Students evaluate every member on team in order to close charter
Evaluation is in an easy and familiar format
Students are guided to provide actionable feedback
Students can “support” any strengths and skills for each team member
This is how the final design aligns with our design principles:
It brings awareness of soft skills by displaying the personality assessment results under the “My strengths” and “My opportunities” sections. The “My feedback” section brings awareness through peer feedback. The team status meter brings emotional awareness.
The scholar score motivates students to do well in group projects in order to not have a score that reflects poorly on their character. On the Charter page, students value features such as the calendar, due-dates, and team contributions.
The “My goals” provides actionables for students to practice good interpersonal communication habits. The feedback portion of the evaluation also provides actionable feedback.
With these constraints, we had a number of future recommendations for our client. There are several personality tests available for identifying soft skills. We only had time to really test one of these assessments. We recommended exploring others and possibly alternative ways for bringing awareness of these skills. We also recommended exploring how to give suggestions for how to interact with specific personality types. Lastly, we recommended further exploration on how goals can be used for teachers to evaluate progress and individual contributions.
This was a very exciting and challenging project to work on. It was soon after starting research on this project when I realized the magnitude of this problem. The “ah ha!” moment every designer lives for. It happened. I basked in it’s greatness for a moment. Immediately after this moment, then realized the constraints and limitations of our scope. Realistically, the scope of this project exceeded the three, short sprints. As someone that values self-reflection and emotional awareness, I was passionate about seeing the solution to this societal problem all the way through. I wanted all the required time and resources to tackle a need this significant. I learned the importance of scope from this project. I recognized where we needed to scope down given the magnitude and constraints in order to deliver a viable design that met the user’s needs. We delivered a design that meets users where they are with the collaboration features, but also exposes them to the more important component of soft skills.
I also learned how important it is to pull insights from user behavior during interviews and not what users say they do. What students said they did was different than what they actually did.
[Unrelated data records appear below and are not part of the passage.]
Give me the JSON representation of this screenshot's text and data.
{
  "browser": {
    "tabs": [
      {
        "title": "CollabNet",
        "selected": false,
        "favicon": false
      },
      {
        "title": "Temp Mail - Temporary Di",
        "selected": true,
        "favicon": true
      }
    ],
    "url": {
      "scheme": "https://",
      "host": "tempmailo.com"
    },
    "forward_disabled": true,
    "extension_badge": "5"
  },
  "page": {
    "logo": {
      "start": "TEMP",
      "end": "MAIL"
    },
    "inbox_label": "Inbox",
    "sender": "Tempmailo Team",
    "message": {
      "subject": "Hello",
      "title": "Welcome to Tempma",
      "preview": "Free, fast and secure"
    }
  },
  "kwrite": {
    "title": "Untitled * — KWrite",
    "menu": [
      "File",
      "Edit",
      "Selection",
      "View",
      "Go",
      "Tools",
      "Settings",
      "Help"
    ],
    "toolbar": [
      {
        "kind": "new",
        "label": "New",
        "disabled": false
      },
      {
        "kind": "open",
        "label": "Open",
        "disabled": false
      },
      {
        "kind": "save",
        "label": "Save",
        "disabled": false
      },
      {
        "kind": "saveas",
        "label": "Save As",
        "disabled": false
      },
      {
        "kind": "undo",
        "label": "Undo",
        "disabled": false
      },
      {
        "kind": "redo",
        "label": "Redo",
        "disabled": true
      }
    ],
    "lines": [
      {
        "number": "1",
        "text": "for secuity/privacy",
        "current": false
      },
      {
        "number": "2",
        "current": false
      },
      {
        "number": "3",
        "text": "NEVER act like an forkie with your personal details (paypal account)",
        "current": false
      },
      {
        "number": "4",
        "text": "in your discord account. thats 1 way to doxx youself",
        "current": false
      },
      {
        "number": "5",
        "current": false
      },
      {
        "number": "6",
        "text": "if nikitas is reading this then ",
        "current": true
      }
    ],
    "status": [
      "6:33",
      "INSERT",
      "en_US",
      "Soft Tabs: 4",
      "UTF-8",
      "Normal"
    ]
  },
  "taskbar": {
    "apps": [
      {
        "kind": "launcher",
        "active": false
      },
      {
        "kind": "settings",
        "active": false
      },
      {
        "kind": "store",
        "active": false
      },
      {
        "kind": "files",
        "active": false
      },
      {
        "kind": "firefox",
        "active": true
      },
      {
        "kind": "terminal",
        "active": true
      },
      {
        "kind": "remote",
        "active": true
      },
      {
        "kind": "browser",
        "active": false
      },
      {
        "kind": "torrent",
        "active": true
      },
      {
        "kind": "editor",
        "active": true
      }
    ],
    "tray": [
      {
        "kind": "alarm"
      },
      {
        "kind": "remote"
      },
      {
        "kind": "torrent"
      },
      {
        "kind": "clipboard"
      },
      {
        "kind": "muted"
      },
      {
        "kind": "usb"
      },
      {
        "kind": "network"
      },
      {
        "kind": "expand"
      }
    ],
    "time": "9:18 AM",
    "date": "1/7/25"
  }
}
Similarly, what students actually needed was different than what they said they needed. It was important not to take what they said at face value but rather read between the lines. One way of doing this was asking the right questions. Instead of asking what someone does in a group work situation, I asked students to identify a specific situation they experienced and to walk me through what happened. There was a sense of designing a solution students didn’t know they needed. We had to trust the research for pushing in the direction we did. There was a bigger issue here, and it was important to address that bigger issue.
Overall, this project not only reinforced my design process but I also learned there are benefits from being flexible with this process. It is easy for the design thinking process to seem very linear, with one stage coming right after the next. With this project, it was important to do additional research after user interviews and even into ideation. I’ve developed a firm understanding of when to do what and most importantly for what reason. Also, having worked with a couple different clients reinforced my communication skills. I’ve learned that it’s not only important to communicate design decisions effectively, but also asking the right questions and listening to clients to ensure alignment throughout the project. These learnings, and those from previous projects, have made me a better designer. I look forward to continued growth from future projects.